The Philippine government banned the use of schools for military purposes in 1992 in response to abuses under the government of Ferdinand Marcos. Violations of the ban on using schools as military bases runs counter to statements by President Benigno Aquino III that he would end human rights abuses by the Philippine armed forces, Human Rights Watch said.

The laws of war prohibit attacks on schools unless they are being used for military purposes, and limit such use by parties to the conflict. The extended military use of schools may also violate students’ right to education under international human rights law.

“President Aquino should order the troops to get out, and stay out, of schools,” Sheppard said.

Sadanga National High School, Mountain Province

When Human Rights Watch visited Sadanga National High School in Mountain Province on November 18, 2011, soldiers from the 54th Infantry Battalion were using part of the school. The school has over 200 students, ages 12 to 18.

Although Sadanga Mayor Gabino Ganggangan told Human Rights Watch that the soldiers were using adjacent private land, Human Rights Watch found some soldiers encamped on school grounds. A military vehicle was also parked in the school’s courtyard and soldiers roamed the school grounds. The company’s barracks were set up on the end of the school courtyard opposite the only entry point, requiring military personnel and vehicles to cross school grounds to enter and exit. A sentry overlooked the only access road to the school. Human Rights Watch was told the army had at one time deployed an armed sentry at the school’s only entrance.

More than a dozen soldiers have been stationed at the site for over a year. Troops had constructed a small health center on school grounds, which school personnel cited as a positive outcome of their presence. While it is understandable that remote communities would appreciate any assistance offered, there are safer and more effective ways to provide services than housing a dozen armed men near students, Human Rights Watch said.
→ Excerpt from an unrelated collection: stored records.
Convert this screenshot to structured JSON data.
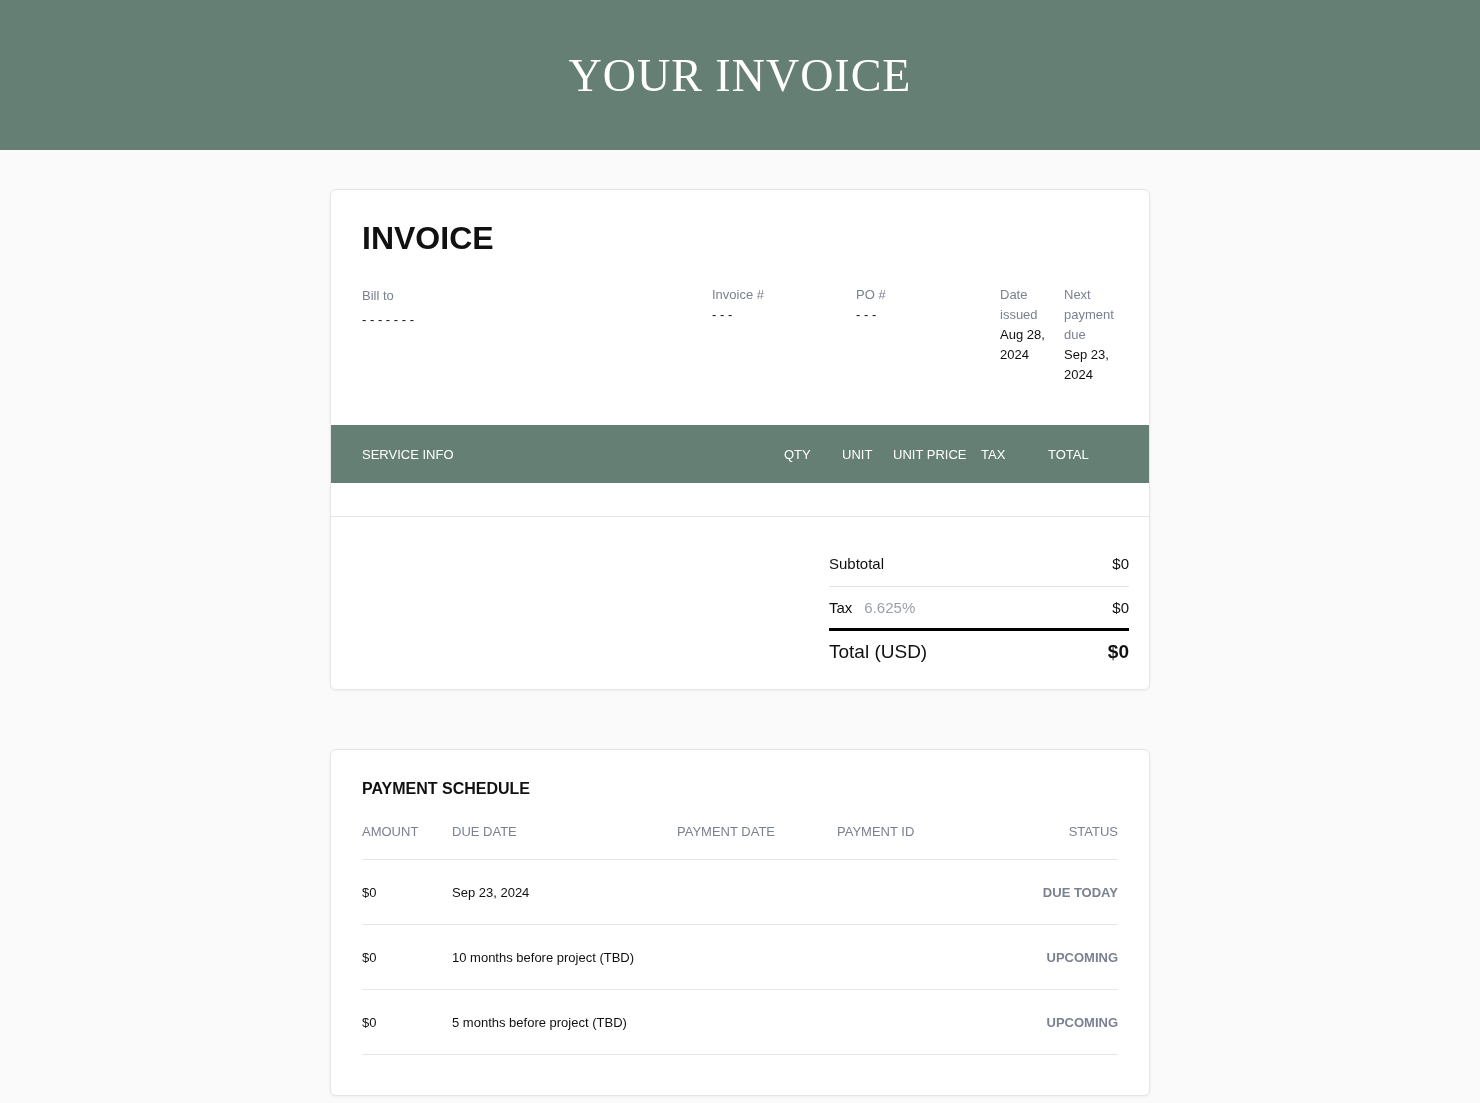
{
  "banner": {
    "title": "YOUR INVOICE"
  },
  "invoice": {
    "heading": "INVOICE",
    "meta": [
      {
        "label": "Bill to",
        "value": "- - - - - - -"
      },
      {
        "label": "Invoice #",
        "value": "- - -"
      },
      {
        "label": "PO #",
        "value": "- - -"
      },
      {
        "label": "Date issued",
        "value": "Aug 28, 2024"
      },
      {
        "label": "Next payment due",
        "value": "Sep 23, 2024"
      }
    ],
    "table": {
      "columns": [
        "SERVICE INFO",
        "QTY",
        "UNIT",
        "UNIT PRICE",
        "TAX",
        "TOTAL"
      ]
    },
    "totals": {
      "subtotal_label": "Subtotal",
      "subtotal": "$0",
      "tax_label": "Tax",
      "tax_rate_placeholder": "6.625%",
      "tax": "$0",
      "total_label": "Total (USD)",
      "total": "$0"
    }
  },
  "payment_schedule": {
    "heading": "PAYMENT SCHEDULE",
    "columns": [
      "AMOUNT",
      "DUE DATE",
      "PAYMENT DATE",
      "PAYMENT ID",
      "STATUS"
    ],
    "rows": [
      {
        "amount": "$0",
        "due_date": "Sep 23, 2024",
        "status": "DUE TODAY"
      },
      {
        "amount": "$0",
        "due_date": "10 months before project (TBD)",
        "status": "UPCOMING"
      },
      {
        "amount": "$0",
        "due_date": "5 months before project (TBD)",
        "status": "UPCOMING"
      }
    ]
  }
}
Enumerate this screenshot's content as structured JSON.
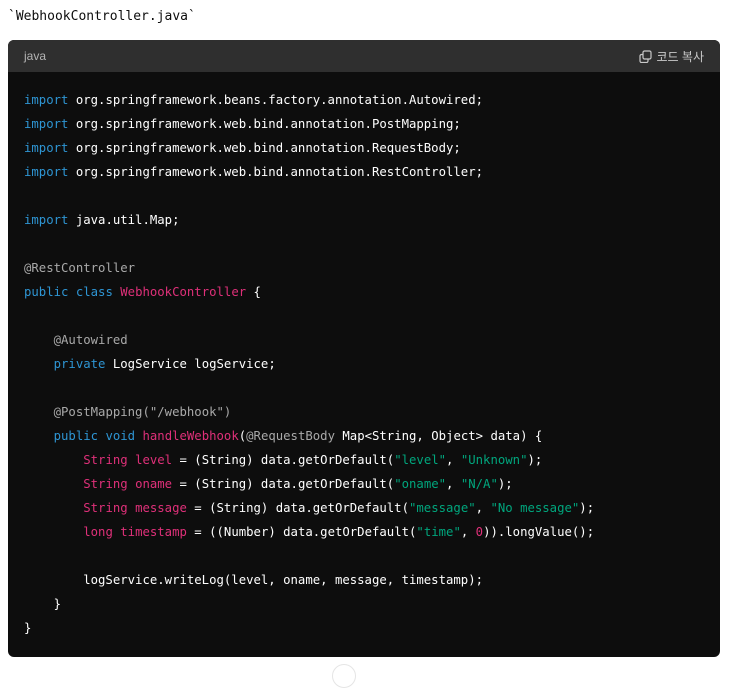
{
  "filename": "`WebhookController.java`",
  "code_block": {
    "language": "java",
    "copy_label": "코드 복사",
    "icons": {
      "copy": "copy-icon"
    },
    "colors": {
      "background": "#0d0d0d",
      "header": "#2f2f2f",
      "keyword": "#2e95d3",
      "annotation": "#a9a9a9",
      "type_name": "#df3079",
      "string": "#00a67d",
      "plain": "#ffffff"
    },
    "lines": [
      [
        {
          "t": "kw",
          "v": "import"
        },
        {
          "t": "pl",
          "v": " org.springframework.beans.factory.annotation.Autowired;"
        }
      ],
      [
        {
          "t": "kw",
          "v": "import"
        },
        {
          "t": "pl",
          "v": " org.springframework.web.bind.annotation.PostMapping;"
        }
      ],
      [
        {
          "t": "kw",
          "v": "import"
        },
        {
          "t": "pl",
          "v": " org.springframework.web.bind.annotation.RequestBody;"
        }
      ],
      [
        {
          "t": "kw",
          "v": "import"
        },
        {
          "t": "pl",
          "v": " org.springframework.web.bind.annotation.RestController;"
        }
      ],
      [],
      [
        {
          "t": "kw",
          "v": "import"
        },
        {
          "t": "pl",
          "v": " java.util.Map;"
        }
      ],
      [],
      [
        {
          "t": "ann",
          "v": "@RestController"
        }
      ],
      [
        {
          "t": "kw",
          "v": "public"
        },
        {
          "t": "pl",
          "v": " "
        },
        {
          "t": "kw",
          "v": "class"
        },
        {
          "t": "pl",
          "v": " "
        },
        {
          "t": "tp",
          "v": "WebhookController"
        },
        {
          "t": "pl",
          "v": " {"
        }
      ],
      [],
      [
        {
          "t": "pl",
          "v": "    "
        },
        {
          "t": "ann",
          "v": "@Autowired"
        }
      ],
      [
        {
          "t": "pl",
          "v": "    "
        },
        {
          "t": "kw",
          "v": "private"
        },
        {
          "t": "pl",
          "v": " LogService logService;"
        }
      ],
      [],
      [
        {
          "t": "pl",
          "v": "    "
        },
        {
          "t": "ann",
          "v": "@PostMapping(\"/webhook\")"
        }
      ],
      [
        {
          "t": "pl",
          "v": "    "
        },
        {
          "t": "kw",
          "v": "public"
        },
        {
          "t": "pl",
          "v": " "
        },
        {
          "t": "kw",
          "v": "void"
        },
        {
          "t": "pl",
          "v": " "
        },
        {
          "t": "tp",
          "v": "handleWebhook"
        },
        {
          "t": "pl",
          "v": "("
        },
        {
          "t": "ann",
          "v": "@RequestBody"
        },
        {
          "t": "pl",
          "v": " Map<String, Object> data) {"
        }
      ],
      [
        {
          "t": "pl",
          "v": "        "
        },
        {
          "t": "tp",
          "v": "String"
        },
        {
          "t": "pl",
          "v": " "
        },
        {
          "t": "tp",
          "v": "level"
        },
        {
          "t": "pl",
          "v": " = (String) data.getOrDefault("
        },
        {
          "t": "str",
          "v": "\"level\""
        },
        {
          "t": "pl",
          "v": ", "
        },
        {
          "t": "str",
          "v": "\"Unknown\""
        },
        {
          "t": "pl",
          "v": ");"
        }
      ],
      [
        {
          "t": "pl",
          "v": "        "
        },
        {
          "t": "tp",
          "v": "String"
        },
        {
          "t": "pl",
          "v": " "
        },
        {
          "t": "tp",
          "v": "oname"
        },
        {
          "t": "pl",
          "v": " = (String) data.getOrDefault("
        },
        {
          "t": "str",
          "v": "\"oname\""
        },
        {
          "t": "pl",
          "v": ", "
        },
        {
          "t": "str",
          "v": "\"N/A\""
        },
        {
          "t": "pl",
          "v": ");"
        }
      ],
      [
        {
          "t": "pl",
          "v": "        "
        },
        {
          "t": "tp",
          "v": "String"
        },
        {
          "t": "pl",
          "v": " "
        },
        {
          "t": "tp",
          "v": "message"
        },
        {
          "t": "pl",
          "v": " = (String) data.getOrDefault("
        },
        {
          "t": "str",
          "v": "\"message\""
        },
        {
          "t": "pl",
          "v": ", "
        },
        {
          "t": "str",
          "v": "\"No message\""
        },
        {
          "t": "pl",
          "v": ");"
        }
      ],
      [
        {
          "t": "pl",
          "v": "        "
        },
        {
          "t": "tp",
          "v": "long"
        },
        {
          "t": "pl",
          "v": " "
        },
        {
          "t": "tp",
          "v": "timestamp"
        },
        {
          "t": "pl",
          "v": " = ((Number) data.getOrDefault("
        },
        {
          "t": "str",
          "v": "\"time\""
        },
        {
          "t": "pl",
          "v": ", "
        },
        {
          "t": "num",
          "v": "0"
        },
        {
          "t": "pl",
          "v": ")).longValue();"
        }
      ],
      [],
      [
        {
          "t": "pl",
          "v": "        logService.writeLog(level, oname, message, timestamp);"
        }
      ],
      [
        {
          "t": "pl",
          "v": "    }"
        }
      ],
      [
        {
          "t": "pl",
          "v": "}"
        }
      ]
    ]
  }
}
A sergeant at the school conceded to Human Rights Watch that their presence was “against the law,” but said their presence was justified because it was done “with consent” of local officials. The town mayor similarly told Human Rights Watch, “We know about the law, but we are practical here.”

Gueday Elementary School, Mountain Province

Two weeks before the general election in May 2010, at least 12 soldiers established a base at Gueday elementary school in Besao municipality. The troops occupied a building used as a storage room for the school. The school has 54 students in grades 1 to 4, and four female teachers.
A local official told Human Rights Watch, “We told the children not to enter [the building] because the soldiers had arms everywhere.” However, local residents said that the soldiers allowed some students to enter their quarters, where they sometimes fed the children and watched movies with them. “Children enjoy watching these bang-bang-bang movies,” one resident said.

The soldiers asked children to run errands for them, such as to buy food. The school received a complaint from one parent that a soldier had allegedly threatened to shoot a child during a dispute over whether the child had returned the correct change after a food purchase. The military denied the incident to the school.

The soldiers did some sweeping around the school, led morning exercises for the children, and cut some of the students’ hair. They also installed a basketball hoop near the local hall.

The soldiers stayed at the school for approximately three months, then moved to the local hall. The move was in response to parents’ concerns that the presence of the soldiers in the school could endanger children by making it a target for attack by the New People’s Army, and  that the soldiers were distracting students from their studies.

After the troops moved into the hall, children in the neighboring daycare center were moved into the local church. A resident explained to Human Rights Watch, “We were thinking about the children’s safety. Children might enter the [town] hall and there were guns there so it is for their safety.”
The troops left the village in August 2010.

Principals and teachers at the other schools Human Rights Watch visited requested that their schools not be publicly named, out of either security concerns or fear of negative repercussions.